    Quote Originally Posted by itCbitC View Post
    Isn't returning the value viz. the heap location, the same thing as returning the pointer itself.
    Well p in this case, is a local variable. What I had in mind was the difference of returning the value that p contains and returning &p like Waleed Mujeeb did in the first post.

    In that case: 'return k' would be fine as 35 would be returned, 'return &k' would be useless since k can not be referenced after fun() returns.
    Last edited by Subsonics; 01-23-2012 at 12:35 PM.

  12. #12
    Registered User
    Join Date
    Oct 2008
    Location
    TX
    Posts
    2,047
    Quote Originally Posted by Subsonics View Post
    Well p in this case, is a local variable. What I had in mind was the difference of returning the value that p contains and returning &p like Waleed Mujeeb did in the first post.
    Yep! the address of a local variable would be a dangling pointer; and thanks for clarifying.

  13. #13
    Registered User
    Join Date
    Mar 2011
    Posts
    45
    Quote Originally Posted by Subsonics View Post
    The pointer will also be destroyed, but the address it contains will be valid until that region is freed. When you return from such a function you could return the value (i.e the address on the heap) but not the pointer it self.
    In that case, if the pointer is destroyed, how will you free the memory that it points to? shouldn't u have a statement like free(p) somewhere before main() exits? and if p is no longer available what argument would free() take?

  14. #14
    Registered User
    Join Date
    Oct 2011
    Location
    Denmark
    Posts
    80
    In that case, if the pointer is destroyed, how will you free the memory that it points to?
    In order to free the memory, you need a pointer to the address of that memory. So you always need to keep a valid pointer to a dynamically allocated memory, otherwise, this memory will be "definitely lost", which means that the program will not be able to reuse the memory, since it will still be considered as allocated, even though you cannot access it anymore.

    shouldn't u have a statement like free(p) somewhere before main() exits?
    Yes you should, but not necessarily "p", since as mentioned previously, the p variable will not be valid anymore once you leave the function. For example, using the "foo" function that Subsonics posted, you could do like :

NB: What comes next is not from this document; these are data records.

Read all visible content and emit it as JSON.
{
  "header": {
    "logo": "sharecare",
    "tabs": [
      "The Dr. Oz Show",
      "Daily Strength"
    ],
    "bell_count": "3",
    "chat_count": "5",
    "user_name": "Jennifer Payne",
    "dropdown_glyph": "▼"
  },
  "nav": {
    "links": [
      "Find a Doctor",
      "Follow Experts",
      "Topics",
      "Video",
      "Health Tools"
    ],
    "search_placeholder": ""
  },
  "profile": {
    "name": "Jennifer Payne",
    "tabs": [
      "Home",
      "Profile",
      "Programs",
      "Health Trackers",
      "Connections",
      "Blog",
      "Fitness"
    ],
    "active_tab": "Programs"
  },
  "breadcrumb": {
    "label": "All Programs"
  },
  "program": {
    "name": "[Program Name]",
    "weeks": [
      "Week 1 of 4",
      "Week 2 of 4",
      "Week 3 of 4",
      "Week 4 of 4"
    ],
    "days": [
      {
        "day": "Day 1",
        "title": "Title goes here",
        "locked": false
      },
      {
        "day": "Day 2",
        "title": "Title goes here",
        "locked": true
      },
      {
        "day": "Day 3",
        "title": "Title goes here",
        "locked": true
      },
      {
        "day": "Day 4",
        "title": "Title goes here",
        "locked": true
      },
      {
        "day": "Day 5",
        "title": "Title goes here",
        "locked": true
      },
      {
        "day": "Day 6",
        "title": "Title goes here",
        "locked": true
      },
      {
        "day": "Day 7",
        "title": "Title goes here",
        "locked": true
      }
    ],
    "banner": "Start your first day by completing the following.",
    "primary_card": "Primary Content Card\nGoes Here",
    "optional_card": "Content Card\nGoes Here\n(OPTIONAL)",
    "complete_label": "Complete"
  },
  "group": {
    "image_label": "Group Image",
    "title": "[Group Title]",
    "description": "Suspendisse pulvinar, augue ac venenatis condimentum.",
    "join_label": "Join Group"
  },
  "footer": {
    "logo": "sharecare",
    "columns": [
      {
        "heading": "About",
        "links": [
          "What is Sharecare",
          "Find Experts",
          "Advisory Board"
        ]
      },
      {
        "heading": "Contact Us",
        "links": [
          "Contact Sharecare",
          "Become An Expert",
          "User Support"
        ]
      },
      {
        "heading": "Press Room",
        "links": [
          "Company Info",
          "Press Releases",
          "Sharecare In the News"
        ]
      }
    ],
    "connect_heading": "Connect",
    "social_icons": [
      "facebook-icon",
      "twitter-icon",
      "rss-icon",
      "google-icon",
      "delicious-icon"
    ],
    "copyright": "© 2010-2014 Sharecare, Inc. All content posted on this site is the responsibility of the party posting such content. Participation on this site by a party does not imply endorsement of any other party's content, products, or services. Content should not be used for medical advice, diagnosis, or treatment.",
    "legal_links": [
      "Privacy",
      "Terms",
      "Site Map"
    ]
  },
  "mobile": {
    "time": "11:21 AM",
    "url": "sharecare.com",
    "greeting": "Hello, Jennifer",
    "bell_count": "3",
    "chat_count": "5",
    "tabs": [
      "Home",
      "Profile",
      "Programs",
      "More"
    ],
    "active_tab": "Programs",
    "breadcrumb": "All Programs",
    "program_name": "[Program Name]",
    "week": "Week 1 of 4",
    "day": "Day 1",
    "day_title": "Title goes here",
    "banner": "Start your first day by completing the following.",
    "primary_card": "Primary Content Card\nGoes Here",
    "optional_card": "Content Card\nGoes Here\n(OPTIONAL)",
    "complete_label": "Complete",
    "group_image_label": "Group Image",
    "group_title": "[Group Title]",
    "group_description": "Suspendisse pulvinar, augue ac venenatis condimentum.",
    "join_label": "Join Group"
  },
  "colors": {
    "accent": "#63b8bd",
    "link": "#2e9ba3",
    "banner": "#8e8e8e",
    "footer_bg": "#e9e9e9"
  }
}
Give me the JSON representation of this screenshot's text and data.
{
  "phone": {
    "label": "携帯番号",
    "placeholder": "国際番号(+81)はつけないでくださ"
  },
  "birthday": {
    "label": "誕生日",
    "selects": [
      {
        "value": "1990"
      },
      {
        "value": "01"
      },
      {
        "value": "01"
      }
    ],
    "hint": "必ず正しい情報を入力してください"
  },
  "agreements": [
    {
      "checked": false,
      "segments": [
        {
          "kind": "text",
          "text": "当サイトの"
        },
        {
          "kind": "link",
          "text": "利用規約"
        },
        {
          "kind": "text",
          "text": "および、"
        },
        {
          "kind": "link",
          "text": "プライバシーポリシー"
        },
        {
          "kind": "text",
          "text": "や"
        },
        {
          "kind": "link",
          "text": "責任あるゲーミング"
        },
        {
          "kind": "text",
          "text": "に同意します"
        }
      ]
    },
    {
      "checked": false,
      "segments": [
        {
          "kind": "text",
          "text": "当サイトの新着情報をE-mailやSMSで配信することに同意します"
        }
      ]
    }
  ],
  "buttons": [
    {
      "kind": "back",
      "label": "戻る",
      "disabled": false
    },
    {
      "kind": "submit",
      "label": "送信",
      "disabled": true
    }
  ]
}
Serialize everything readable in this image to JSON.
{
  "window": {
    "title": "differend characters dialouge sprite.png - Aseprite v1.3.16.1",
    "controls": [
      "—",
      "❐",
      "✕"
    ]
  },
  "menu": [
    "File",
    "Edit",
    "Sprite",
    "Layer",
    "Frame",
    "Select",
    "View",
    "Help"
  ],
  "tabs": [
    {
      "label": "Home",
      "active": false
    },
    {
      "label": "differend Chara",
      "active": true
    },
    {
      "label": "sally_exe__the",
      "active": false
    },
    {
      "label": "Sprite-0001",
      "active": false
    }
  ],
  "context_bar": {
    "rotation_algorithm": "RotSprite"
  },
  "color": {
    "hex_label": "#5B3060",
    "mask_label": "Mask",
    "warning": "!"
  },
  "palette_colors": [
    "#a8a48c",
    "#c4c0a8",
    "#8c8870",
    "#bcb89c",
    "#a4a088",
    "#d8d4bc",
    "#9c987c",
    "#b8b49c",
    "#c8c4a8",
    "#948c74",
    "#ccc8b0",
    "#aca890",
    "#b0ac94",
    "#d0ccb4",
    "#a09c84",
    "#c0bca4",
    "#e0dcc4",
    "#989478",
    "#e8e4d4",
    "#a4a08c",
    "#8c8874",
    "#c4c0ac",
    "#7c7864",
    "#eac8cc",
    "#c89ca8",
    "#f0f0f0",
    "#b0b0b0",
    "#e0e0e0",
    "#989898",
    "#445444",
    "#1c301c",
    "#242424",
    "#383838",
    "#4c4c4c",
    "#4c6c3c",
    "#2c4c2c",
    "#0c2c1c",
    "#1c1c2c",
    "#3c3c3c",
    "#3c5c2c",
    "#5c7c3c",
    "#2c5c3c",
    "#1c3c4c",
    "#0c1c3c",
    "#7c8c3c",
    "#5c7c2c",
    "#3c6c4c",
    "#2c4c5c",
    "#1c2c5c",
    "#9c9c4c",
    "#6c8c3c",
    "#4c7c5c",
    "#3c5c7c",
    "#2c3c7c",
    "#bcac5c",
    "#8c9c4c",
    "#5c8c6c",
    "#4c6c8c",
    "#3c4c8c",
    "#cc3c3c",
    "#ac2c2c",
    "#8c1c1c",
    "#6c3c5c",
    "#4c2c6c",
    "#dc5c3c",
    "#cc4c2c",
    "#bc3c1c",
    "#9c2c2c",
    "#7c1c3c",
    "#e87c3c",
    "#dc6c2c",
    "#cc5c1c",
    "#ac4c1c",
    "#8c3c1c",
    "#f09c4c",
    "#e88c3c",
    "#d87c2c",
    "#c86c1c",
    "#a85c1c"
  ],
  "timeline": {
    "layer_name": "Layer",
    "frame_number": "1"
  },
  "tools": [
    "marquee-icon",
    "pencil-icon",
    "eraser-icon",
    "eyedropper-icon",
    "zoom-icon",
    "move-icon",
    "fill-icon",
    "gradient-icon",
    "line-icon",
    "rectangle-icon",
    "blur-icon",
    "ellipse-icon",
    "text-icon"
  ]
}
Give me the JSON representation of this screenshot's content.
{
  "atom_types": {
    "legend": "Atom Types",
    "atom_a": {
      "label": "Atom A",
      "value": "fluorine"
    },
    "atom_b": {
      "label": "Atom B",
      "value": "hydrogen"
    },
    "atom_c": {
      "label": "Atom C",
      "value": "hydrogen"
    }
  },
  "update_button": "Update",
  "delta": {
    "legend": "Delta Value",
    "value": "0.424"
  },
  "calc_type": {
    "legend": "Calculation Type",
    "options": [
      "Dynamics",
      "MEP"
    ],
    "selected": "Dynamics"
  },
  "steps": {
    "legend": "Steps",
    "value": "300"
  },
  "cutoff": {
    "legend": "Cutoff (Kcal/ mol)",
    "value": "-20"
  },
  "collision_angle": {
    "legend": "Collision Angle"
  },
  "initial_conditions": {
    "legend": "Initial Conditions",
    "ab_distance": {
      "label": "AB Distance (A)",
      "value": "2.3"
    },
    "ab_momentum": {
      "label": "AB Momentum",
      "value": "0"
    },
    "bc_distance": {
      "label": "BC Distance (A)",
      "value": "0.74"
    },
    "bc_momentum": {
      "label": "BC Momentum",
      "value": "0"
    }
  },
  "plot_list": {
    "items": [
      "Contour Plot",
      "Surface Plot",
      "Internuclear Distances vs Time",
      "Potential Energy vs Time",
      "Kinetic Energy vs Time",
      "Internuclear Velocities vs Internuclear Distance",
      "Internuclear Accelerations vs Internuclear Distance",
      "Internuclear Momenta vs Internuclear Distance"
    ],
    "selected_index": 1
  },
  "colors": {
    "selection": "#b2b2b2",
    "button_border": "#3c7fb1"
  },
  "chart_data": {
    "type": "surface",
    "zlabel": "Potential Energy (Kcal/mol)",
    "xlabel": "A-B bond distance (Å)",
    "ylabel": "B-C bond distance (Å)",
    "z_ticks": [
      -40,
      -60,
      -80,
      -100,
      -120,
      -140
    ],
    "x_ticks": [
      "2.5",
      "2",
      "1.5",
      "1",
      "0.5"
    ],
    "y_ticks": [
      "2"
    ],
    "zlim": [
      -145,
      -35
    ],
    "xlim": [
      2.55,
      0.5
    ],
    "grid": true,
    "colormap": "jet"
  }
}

    Code:
    char *p2 = foo();
    //do whatever you want with that pointer, and when not needed anymore :
    free(p2);
    HomePort : A C Web Service API for heterogeneous home automation systems

  15. #15
    Registered User
    Join Date
    Mar 2011
    Posts
    45
    Quote Originally Posted by Tibo-88 View Post
    In order to free the memory, you need a pointer to the address of that memory. So you always need to keep a valid pointer to a dynamically allocated memory, otherwise, this memory will be "definitely lost", which means that the program will not be able to reuse the memory, since it will still be considered as allocated, even though you cannot access it anymore.


    Yes you should, but not necessarily "p", since as mentioned previously, the p variable will not be valid anymore once you leave the function. For example, using the "foo" function that Subsonics posted, you could do like :

    Code:
    char *p2 = foo();
    //do whatever you want with that pointer, and when not needed anymore :
    free(p2);

    Ahah! got it. thanks for the clarification.

Page 1 of 2 12 LastLast
Popular pages Recent additions subscribe to a feed

Similar Threads

  1. problem Stack in c++
    By magician89 in forum C++ Programming
    Replies: 3
    Last Post: 08-04-2010, 08:32 AM
  2. need help for stack problem again
    By bahareh in forum C++ Programming
    Replies: 20
    Last Post: 11-24-2006, 09:01 AM
  3. STL Stack problem
    By xmltorrent in forum C++ Programming
    Replies: 5
    Last Post: 04-03-2006, 05:43 PM
  4. Stack problem
    By silicon in forum C++ Programming
    Replies: 3
    Last Post: 11-11-2003, 03:30 PM
  5. Stack problem
    By riley03 in forum C++ Programming
    Replies: 6
    Last Post: 10-09-2002, 08:44 PM

Tags for this Thread


1 2 3 4 5 6 7 8 9 10 11 12 13 14 15 16 17 18 19 20 21